B - Internet publicity of data problems and corrective actions

Brookes PS. Internet publicity of data problems in the bioscience literature correlates with enhanced corrective action. PeerJ 2014;2:e313
(doi: 10.7717/peerj.313)

Data integrity is a common discussion topic, and it is widely assumed that publicity surrounding such matters accelerates correction of the scientific record. This study aims to verify whether such public discussion of data integrity has actually had any effect. The results show that it is correlated with greater levels of subsequent actions to correct the scientific record by enhancing the motivation of journals, authors or institutions.
https://peerj.com/articles/313/



B - Ethics of scholarly publishing

Amos KA. The ethics of scholarly publishing: exploring differences in plagiarism and duplicate publication across nations. Journal of the Medical Library Association 2014;102(2):87-91
(doi: 10.3163/1536-5050.102.2.005)
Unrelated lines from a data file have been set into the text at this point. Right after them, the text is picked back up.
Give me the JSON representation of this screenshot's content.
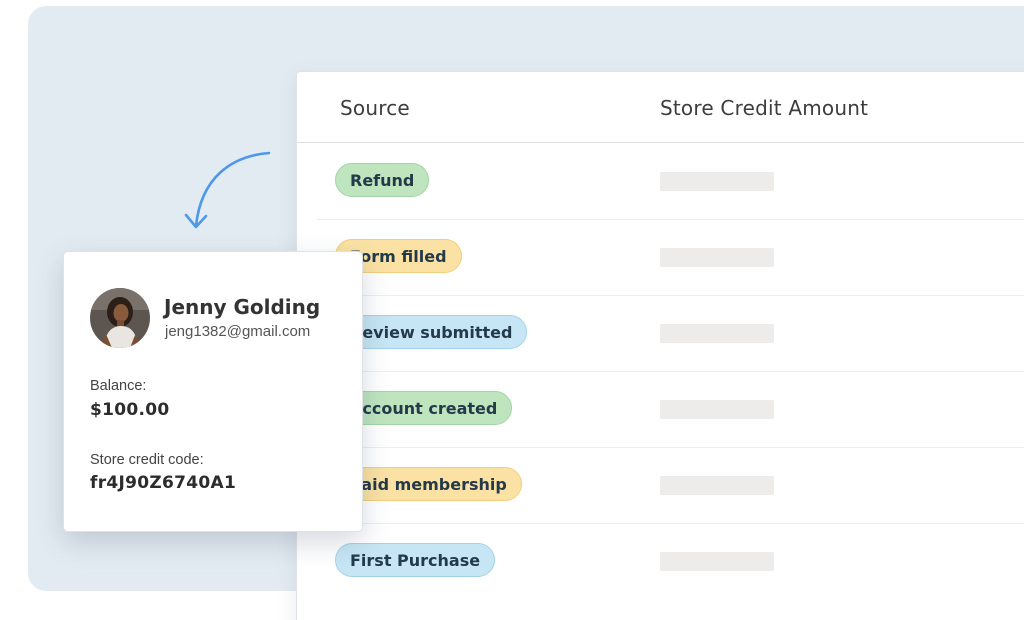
{
  "table": {
    "columns": {
      "source": "Source",
      "amount": "Store Credit Amount"
    },
    "rows": [
      {
        "source": "Refund",
        "tag_color": "green"
      },
      {
        "source": "Form filled",
        "tag_color": "yellow"
      },
      {
        "source": "Review submitted",
        "tag_color": "blue"
      },
      {
        "source": "Account created",
        "tag_color": "green"
      },
      {
        "source": "Paid membership",
        "tag_color": "yellow"
      },
      {
        "source": "First Purchase",
        "tag_color": "blue"
      }
    ]
  },
  "customer": {
    "name": "Jenny Golding",
    "email": "jeng1382@gmail.com",
    "balance_label": "Balance:",
    "balance_value": "$100.00",
    "code_label": "Store credit code:",
    "code_value": "fr4J90Z6740A1"
  },
  "colors": {
    "backdrop": "#e3ebf2",
    "arrow": "#4d98e8",
    "tag_green": "#bfe5bf",
    "tag_yellow": "#fbe2a4",
    "tag_blue": "#c6e6f5",
    "placeholder": "#eeeceb"
  },
  "icons": {
    "arrow": "curved-arrow-icon",
    "avatar": "user-photo"
  }
}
This study explored national differences in plagiarism and duplicate publication in retracted biomedical literature. The national affiliations of authors and reasons for retraction of papers accessible through PubMed that were published from 2008 to 2012 and subsequently retracted were determined. While the United States retracted the most papers, China retracted the most papers for plagiarism and duplicate publication. Rates of plagiarism and duplicate publication were highest in Italy and Finland, respectively. Unethical publishing practices cut across nations.
http://www.ncbi.nlm.nih.gov/pmc/articles/PMC3988779/



B - Privacy protectionism and health information

Allen J, Holman CD, Meslin EM, et al. Privacy protectionism and health information: is there any redress for harms to health? Journal of Law and Medicine 2013;21(2):473-485

Health information collected by governments can be a valuable resource for researchers seeking to improve diagnostics, treatments and public health outcomes. This article examines the legal, ethical and structural context in which data custodians make decisions about the release of data for research. It considers the impact of those decisions on individuals. While there is strong protection against risks to privacy and multiple avenues of redress, there is no redress where harms result from a failure to release data for research.
http://www.ncbi.nlm.nih.gov/pubmed/24597394

B - Science journalism

Watts S. Society needs more than wonder to respect science. Nature 2014;508(7495):151
(doi:10.1038/508151a)

According to the author, there is a fundamental difference between science communication and science journalism: researchers are well placed to explain concepts, but journalists will bring the critical scrutiny needed to integrate science in society. Science journalism should weigh up the values and vices of science. A journalist needs to be persistent and brave enough to find out things that people don't want the world to know.
http://www.nature.com/news/society-needs-more-than-wonder-to-respect-science-1.15012

B - Editorial research and publication process

Marušić A, Malički M, von Elm E. Editorial research and the publication process in biomedicine and health: Report from the Esteve Foundation Discussion Group, December 2012. Biochemia Medica 2014;24(2):211-216
(doi: 10.11613/BM.2014.023) 

The article presents results from a discussion group of editors and experts organized by the Esteve Foundation. They included findings of past editorial research, discussed the lack of competitive funding schemes and specialized journals for dissemination of editorial research, and reported on the great diversity of misconduct and conflict of interest policies, as well as adherence to reporting guidelines. They also reported on the reluctance of editors to investigate allegations of misconduct or increase the level of data sharing in health research. They concluded that if editors are to remain gatekeepers of scientific knowledge they should reaffirm their focus on the integrity of the scientific record and completeness of the data they publish.
http://www.biochemia-medica.com/2014/24/211